Universities that provided figures to Channel 4 News showed an alarming rise in reports – from 65 in 2014, to 626 in 2018.
Winning a place at Cambridge University feels like a dream for the lucky few plucked from thousands who apply each year. But it’s a dream which swiftly sours for some female undergraduates both in Cambridge – and across the country.
For six months, Channel 4 News has been investigating sexual violence and misconduct against women on campus, after controversy over the Warwick University “rape chat” scandal. Last week, Warwick’s vice-chancellor apologised to female students who’d been the subject of violent sexual comments online by male undergraduates.
Using Freedom of Information laws, we’ve discovered a startling rise in allegations of sexual misconduct at British universities who provided us with figures – with Cambridge reporting among the highest figures. According to those statistics, there’s been a combined increase of 82 per cent in reports of rape and sexual assault across the UK in the last year alone.
Some 165 allegations of rape or sexual assault have been reported by Cambridge students in the last three years. We spoke to several women who say they were attacked and feel badly let down by the university.
Barrister Charlotte Proudman has been working with female undergraduates who say they have been sexually assaulted on campus, and says: “I have seen many cases not only at university level but across colleges. And colleges have failed to investigate, the University have turned women away when they’ve gone along with either informal or formal complaints. And adding on a further layer to that often the consequence is that these complaints are swept under the carpet and therefore women are not protected. So these victims are not given the support they so desperately require.”
Shockingly, the risk to women at Cambridge is repeated up and down the country.
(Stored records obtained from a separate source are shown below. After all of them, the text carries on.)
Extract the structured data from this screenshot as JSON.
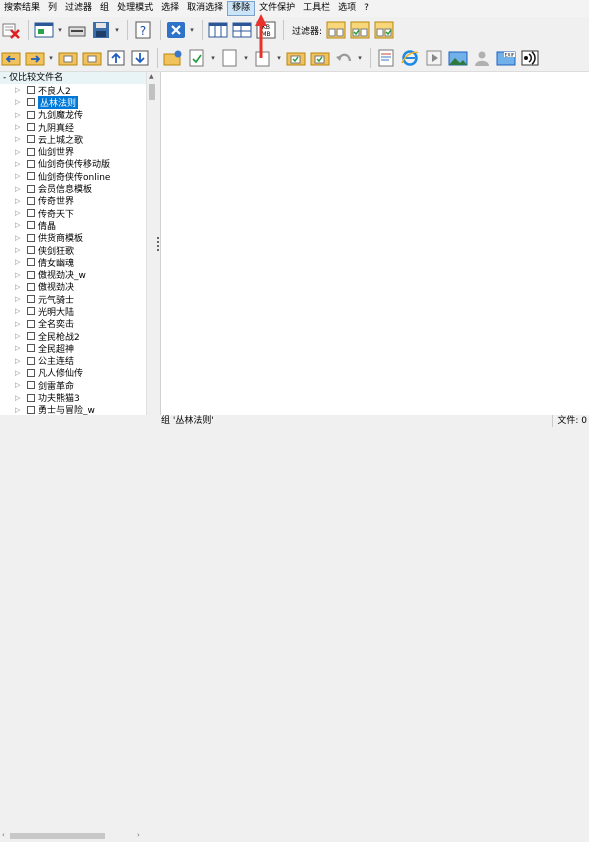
{
  "menu": {
    "items": [
      "搜索结果",
      "列",
      "过滤器",
      "组",
      "处理模式",
      "选择",
      "取消选择",
      "移除",
      "文件保护",
      "工具栏",
      "选项",
      "?"
    ],
    "active_index": 7
  },
  "toolbar": {
    "filter_label": "过滤器:"
  },
  "left_panel": {
    "header": "- 仅比较文件名",
    "tree": [
      {
        "label": "不良人2"
      },
      {
        "label": "丛林法则",
        "selected": true
      },
      {
        "label": "九剑魔龙传"
      },
      {
        "label": "九阴真经"
      },
      {
        "label": "云上城之歌"
      },
      {
        "label": "仙剑世界"
      },
      {
        "label": "仙剑奇侠传移动版"
      },
      {
        "label": "仙剑奇侠传online"
      },
      {
        "label": "会员信息模板"
      },
      {
        "label": "传奇世界"
      },
      {
        "label": "传奇天下"
      },
      {
        "label": "倩晶"
      },
      {
        "label": "供货商模板"
      },
      {
        "label": "侠剑狂歌"
      },
      {
        "label": "倩女幽魂"
      },
      {
        "label": "傲视劲决_w"
      },
      {
        "label": "傲视劲决"
      },
      {
        "label": "元气骑士"
      },
      {
        "label": "光明大陆"
      },
      {
        "label": "全名奕击"
      },
      {
        "label": "全民枪战2"
      },
      {
        "label": "全民超神"
      },
      {
        "label": "公主连结"
      },
      {
        "label": "凡人修仙传"
      },
      {
        "label": "剑雷革命"
      },
      {
        "label": "功夫熊猫3"
      },
      {
        "label": "勇士与冒险_w"
      }
    ]
  },
  "status": {
    "group": "组 '丛林法则'",
    "files": "文件: 0"
  },
  "colors": {
    "selection": "#0078d7",
    "active_menu_bg": "#cce4f7",
    "annotation_arrow": "#e8322c"
  }
}
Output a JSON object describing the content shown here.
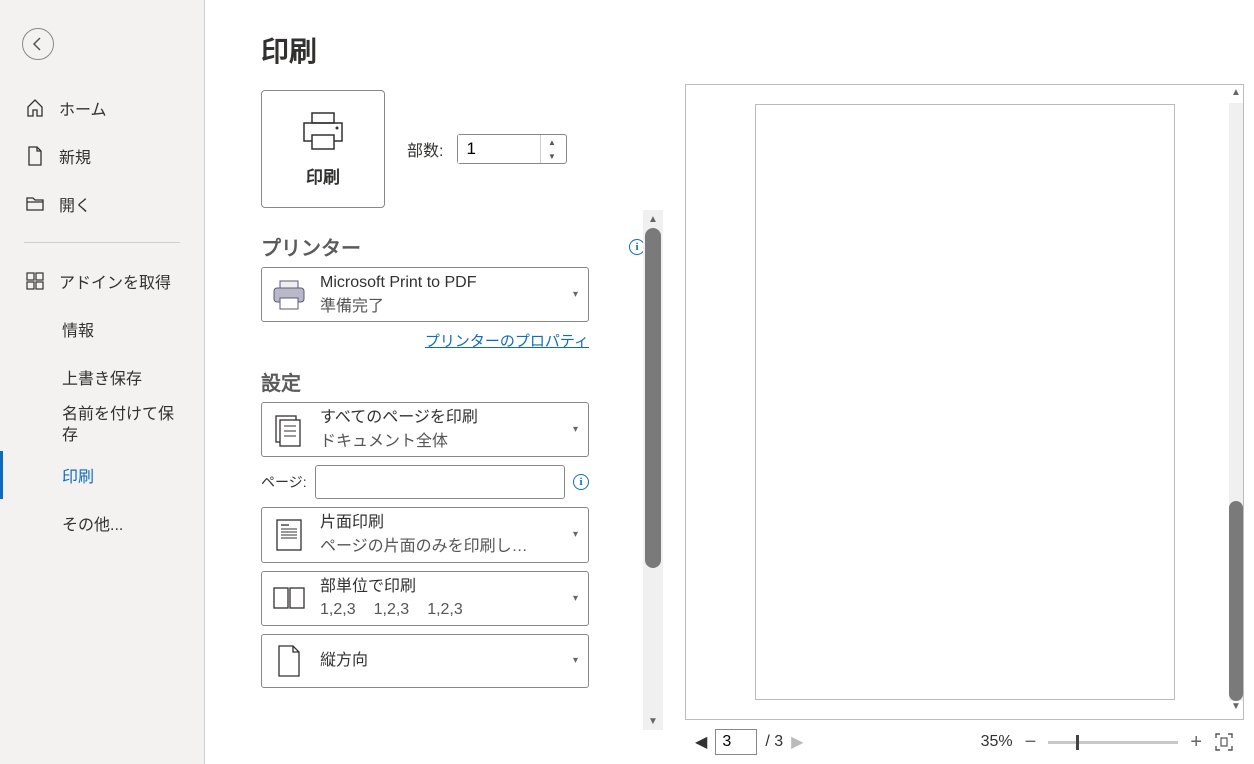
{
  "sidebar": {
    "home": "ホーム",
    "new": "新規",
    "open": "開く",
    "addins": "アドインを取得",
    "info": "情報",
    "save": "上書き保存",
    "saveas": "名前を付けて保存",
    "print": "印刷",
    "other": "その他..."
  },
  "page_title": "印刷",
  "print_button": "印刷",
  "copies": {
    "label": "部数:",
    "value": "1"
  },
  "printer": {
    "section": "プリンター",
    "name": "Microsoft Print to PDF",
    "status": "準備完了",
    "props_link": "プリンターのプロパティ"
  },
  "settings": {
    "section": "設定",
    "pages_label": "ページ:",
    "range": {
      "title": "すべてのページを印刷",
      "sub": "ドキュメント全体"
    },
    "sides": {
      "title": "片面印刷",
      "sub": "ページの片面のみを印刷し…"
    },
    "collate": {
      "title": "部単位で印刷",
      "g1": "1,2,3",
      "g2": "1,2,3",
      "g3": "1,2,3"
    },
    "orient": {
      "title": "縦方向"
    }
  },
  "preview": {
    "current_page": "3",
    "total_pages": "/ 3",
    "zoom": "35%"
  }
}
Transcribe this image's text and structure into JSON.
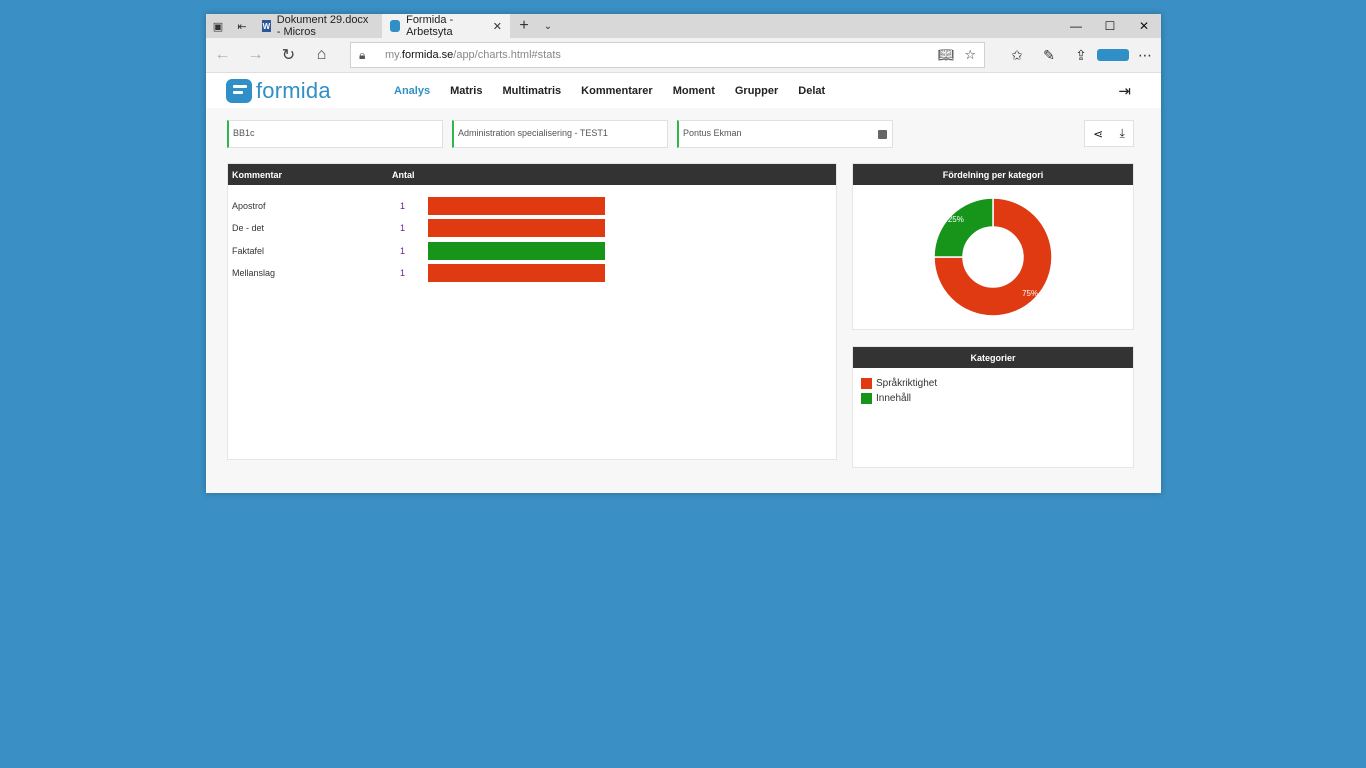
{
  "browser": {
    "tabs": [
      {
        "title": "Dokument 29.docx - Micros",
        "icon": "word-icon",
        "active": false
      },
      {
        "title": "Formida - Arbetsyta",
        "icon": "formida-icon",
        "active": true
      }
    ],
    "url_prefix": "my.",
    "url_domain": "formida.se",
    "url_path": "/app/charts.html#stats"
  },
  "app": {
    "logo_text": "formida",
    "menu": [
      "Analys",
      "Matris",
      "Multimatris",
      "Kommentarer",
      "Moment",
      "Grupper",
      "Delat"
    ],
    "active_menu": "Analys"
  },
  "selectors": [
    "BB1c",
    "Administration  specialisering - TEST1",
    "Pontus Ekman"
  ],
  "table": {
    "col1": "Kommentar",
    "col2": "Antal",
    "rows": [
      {
        "label": "Apostrof",
        "count": "1",
        "color": "#e03a12"
      },
      {
        "label": "De - det",
        "count": "1",
        "color": "#e03a12"
      },
      {
        "label": "Faktafel",
        "count": "1",
        "color": "#16951a"
      },
      {
        "label": "Mellanslag",
        "count": "1",
        "color": "#e03a12"
      }
    ]
  },
  "chart_data": {
    "type": "pie",
    "title": "Fördelning per kategori",
    "categories": [
      "Språkriktighet",
      "Innehåll"
    ],
    "values": [
      75,
      25
    ],
    "labels": [
      "75%",
      "25%"
    ],
    "colors": [
      "#e03a12",
      "#16951a"
    ]
  },
  "legend": {
    "title": "Kategorier",
    "items": [
      {
        "label": "Språkriktighet",
        "color": "#e03a12"
      },
      {
        "label": "Innehåll",
        "color": "#16951a"
      }
    ]
  }
}
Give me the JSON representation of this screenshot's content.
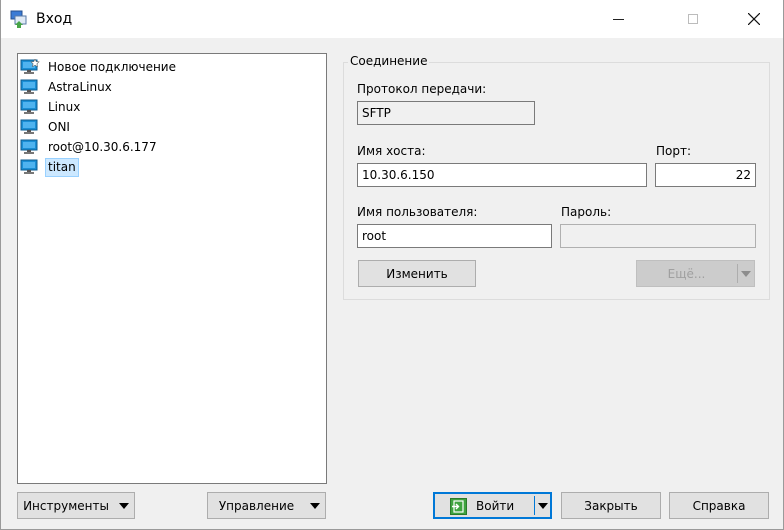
{
  "window": {
    "title": "Вход"
  },
  "sites": [
    {
      "label": "Новое подключение",
      "icon": "new-site-icon"
    },
    {
      "label": "AstraLinux",
      "icon": "monitor-icon"
    },
    {
      "label": "Linux",
      "icon": "monitor-icon"
    },
    {
      "label": "ONI",
      "icon": "monitor-icon"
    },
    {
      "label": "root@10.30.6.177",
      "icon": "monitor-icon"
    },
    {
      "label": "titan",
      "icon": "monitor-icon",
      "selected": true
    }
  ],
  "session": {
    "group_title": "Соединение",
    "protocol_label": "Протокол передачи:",
    "protocol_value": "SFTP",
    "host_label": "Имя хоста:",
    "host_value": "10.30.6.150",
    "port_label": "Порт:",
    "port_value": "22",
    "user_label": "Имя пользователя:",
    "user_value": "root",
    "password_label": "Пароль:",
    "password_value": "",
    "edit_button": "Изменить",
    "more_button": "Ещё..."
  },
  "footer": {
    "tools_button": "Инструменты",
    "manage_button": "Управление",
    "login_button": "Войти",
    "close_button": "Закрыть",
    "help_button": "Справка"
  },
  "colors": {
    "selection": "#cce8ff",
    "accent": "#0078d7",
    "monitor": "#1a8fd6"
  }
}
Our research suggests there’s an epidemic of sexual violence.
We asked every university in the UK for the number of reported incidents of rape or sexual assault. Those universities which provided figures to Channel 4 News showed an alarming rise – from 65 in 2014, to 626 in 2018. In the last year alone they show there has been an 82 per cent increase.
In total, over the last five years there have been more than 1,600 reports of rape or sexual assault. And if you include other offences, like harassment, the tally rises to 1,900 – with the highest number of allegations at East Anglia University, followed by the university of Cambridge.
Birmingham pointed out that students were able to report historic cases from life before university, potentially inflating totals. Indeed, Birmingham actively refuted the figure of 87 reported incidents, saying that the “over the last 5 years the number of formal complaints relating to sexual assault or serious sexual harassment was 14.”
All the universities says they’ve recently launched anonymous reporting tools and initiatives to encourage students to report in an effort to better support them.
Cambridge launched a campaign against sexual violence in 2017. That, and the MeToo movement, may have led to an increase in reporting. But Ms Proudman believes our figures are still likely to be a significant under-estimate.
Cambridge University said that cases such as this were “exactly” why they had pushed for change.
Senior Pro-Vice-Chancellor (Education) Professor Graham Virgo said that they have made a number of big changes since the woman featured on our report made her allegations, including an anonymous reporting tool and a campaign to raise awareness.
He said: “I know from listening to students that no matter how well an investigation is handled it can be an extremely difficult experience. We are doing everything we can to make sure students feel supported.
“Sexual harassment is an issue for all universities, and for society – 1 in 4 UK women between the ages of 16 and 24 are subjected to some form of sexual violence. It is one of the most under-reported crimes as a result
of stigma and victim blaming attached to it. We have to continue to address this and we will.”